- [GIVEN RECORDS]:
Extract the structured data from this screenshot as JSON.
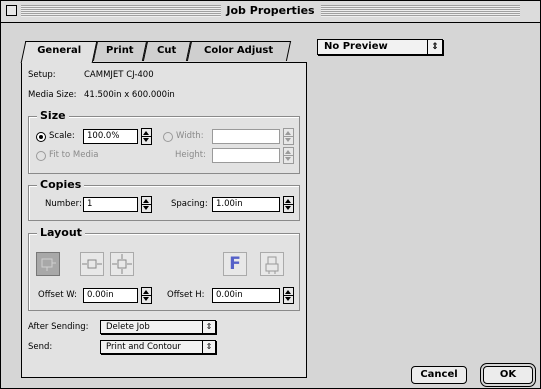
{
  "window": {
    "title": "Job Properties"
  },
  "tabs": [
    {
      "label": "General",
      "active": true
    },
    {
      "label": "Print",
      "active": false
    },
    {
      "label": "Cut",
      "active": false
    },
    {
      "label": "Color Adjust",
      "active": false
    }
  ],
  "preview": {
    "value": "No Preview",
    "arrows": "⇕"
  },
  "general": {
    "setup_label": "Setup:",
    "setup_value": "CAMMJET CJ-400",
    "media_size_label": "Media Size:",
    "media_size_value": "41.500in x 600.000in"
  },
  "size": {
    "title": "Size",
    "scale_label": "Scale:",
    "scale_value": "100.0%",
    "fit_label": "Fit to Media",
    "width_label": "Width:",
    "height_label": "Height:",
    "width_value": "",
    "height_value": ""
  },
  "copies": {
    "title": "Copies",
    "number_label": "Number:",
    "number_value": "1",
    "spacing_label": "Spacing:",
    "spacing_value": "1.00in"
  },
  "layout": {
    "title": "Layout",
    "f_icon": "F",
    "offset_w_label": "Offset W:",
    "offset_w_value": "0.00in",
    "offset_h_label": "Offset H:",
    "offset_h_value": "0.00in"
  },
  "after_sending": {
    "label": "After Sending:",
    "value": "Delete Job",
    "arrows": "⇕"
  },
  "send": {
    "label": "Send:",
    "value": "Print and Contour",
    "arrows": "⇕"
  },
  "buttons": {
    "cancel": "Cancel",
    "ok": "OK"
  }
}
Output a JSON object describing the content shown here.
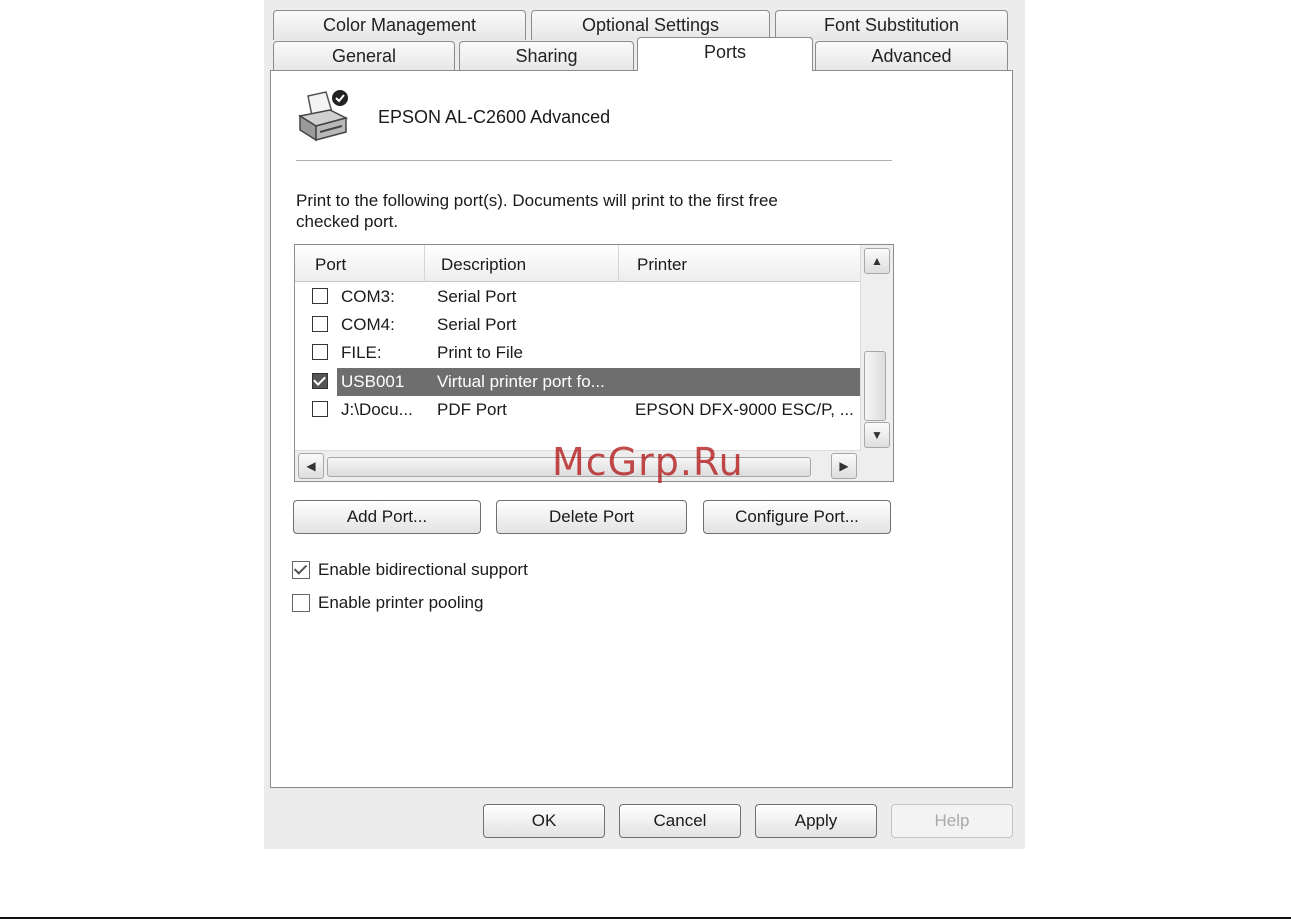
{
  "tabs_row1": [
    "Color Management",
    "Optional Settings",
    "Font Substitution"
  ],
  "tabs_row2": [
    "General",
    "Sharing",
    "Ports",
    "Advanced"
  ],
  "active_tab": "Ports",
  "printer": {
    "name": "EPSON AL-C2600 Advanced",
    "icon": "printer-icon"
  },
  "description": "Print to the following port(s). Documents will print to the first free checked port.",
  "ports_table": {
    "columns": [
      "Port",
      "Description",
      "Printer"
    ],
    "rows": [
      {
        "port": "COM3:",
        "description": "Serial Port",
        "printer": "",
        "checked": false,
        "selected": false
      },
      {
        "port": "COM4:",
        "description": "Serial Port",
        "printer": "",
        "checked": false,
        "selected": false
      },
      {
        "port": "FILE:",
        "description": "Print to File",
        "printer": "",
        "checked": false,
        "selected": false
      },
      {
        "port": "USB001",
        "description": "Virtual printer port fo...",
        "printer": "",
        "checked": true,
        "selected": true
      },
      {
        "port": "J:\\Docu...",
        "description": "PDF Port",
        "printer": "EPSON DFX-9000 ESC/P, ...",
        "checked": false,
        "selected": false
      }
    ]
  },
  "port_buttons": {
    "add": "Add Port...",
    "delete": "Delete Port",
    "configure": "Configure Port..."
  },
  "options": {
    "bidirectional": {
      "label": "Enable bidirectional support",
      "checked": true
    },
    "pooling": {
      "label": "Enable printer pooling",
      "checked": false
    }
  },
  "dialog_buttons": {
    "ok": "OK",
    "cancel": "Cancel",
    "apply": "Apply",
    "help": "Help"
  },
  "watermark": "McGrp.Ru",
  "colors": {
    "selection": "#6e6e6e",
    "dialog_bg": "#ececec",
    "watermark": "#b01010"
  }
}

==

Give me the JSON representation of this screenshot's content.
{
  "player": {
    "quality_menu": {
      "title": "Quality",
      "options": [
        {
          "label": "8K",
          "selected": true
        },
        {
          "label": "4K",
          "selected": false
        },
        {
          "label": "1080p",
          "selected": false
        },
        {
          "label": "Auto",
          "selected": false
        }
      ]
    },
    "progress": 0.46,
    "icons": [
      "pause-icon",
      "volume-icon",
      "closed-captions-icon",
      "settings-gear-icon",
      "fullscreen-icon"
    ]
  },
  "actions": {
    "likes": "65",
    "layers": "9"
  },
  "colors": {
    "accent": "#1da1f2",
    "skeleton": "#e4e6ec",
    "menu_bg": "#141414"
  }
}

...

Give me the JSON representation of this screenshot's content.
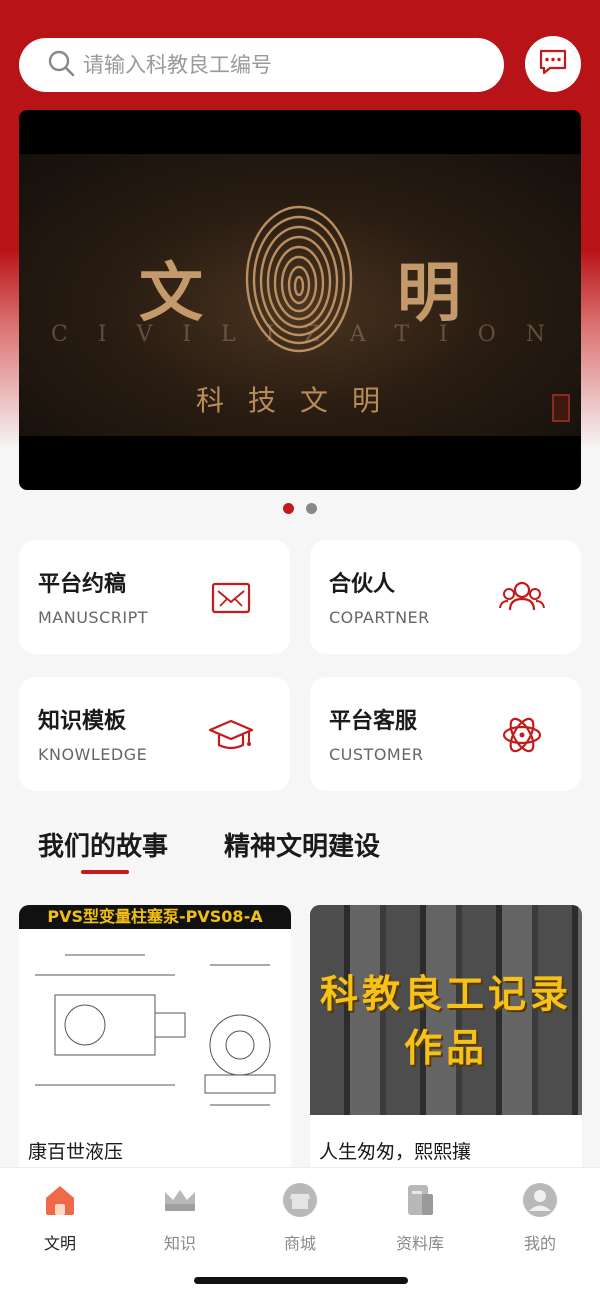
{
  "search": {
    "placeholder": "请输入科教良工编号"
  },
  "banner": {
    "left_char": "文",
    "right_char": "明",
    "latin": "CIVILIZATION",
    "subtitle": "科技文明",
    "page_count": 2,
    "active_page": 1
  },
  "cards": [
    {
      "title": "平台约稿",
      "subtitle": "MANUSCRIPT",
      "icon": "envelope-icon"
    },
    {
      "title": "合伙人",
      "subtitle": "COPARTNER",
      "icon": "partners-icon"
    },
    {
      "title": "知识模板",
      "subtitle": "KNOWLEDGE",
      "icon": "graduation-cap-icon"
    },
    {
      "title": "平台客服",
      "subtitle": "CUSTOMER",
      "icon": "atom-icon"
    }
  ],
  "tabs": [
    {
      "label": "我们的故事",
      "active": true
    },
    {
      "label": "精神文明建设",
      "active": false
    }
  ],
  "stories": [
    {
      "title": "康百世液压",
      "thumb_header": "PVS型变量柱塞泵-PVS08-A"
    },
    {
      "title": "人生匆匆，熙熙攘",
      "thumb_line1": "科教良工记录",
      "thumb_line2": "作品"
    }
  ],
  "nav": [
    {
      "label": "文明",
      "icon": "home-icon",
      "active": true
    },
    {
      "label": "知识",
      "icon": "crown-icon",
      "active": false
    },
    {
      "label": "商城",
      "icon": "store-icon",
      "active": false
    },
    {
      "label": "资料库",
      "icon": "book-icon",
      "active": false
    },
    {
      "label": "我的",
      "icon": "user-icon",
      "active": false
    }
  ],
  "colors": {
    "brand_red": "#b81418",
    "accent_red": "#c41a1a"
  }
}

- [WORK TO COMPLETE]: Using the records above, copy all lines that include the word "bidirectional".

- [RESPONSE TO THE TASK]:
    "bidirectional": {
      "label": "Enable bidirectional support",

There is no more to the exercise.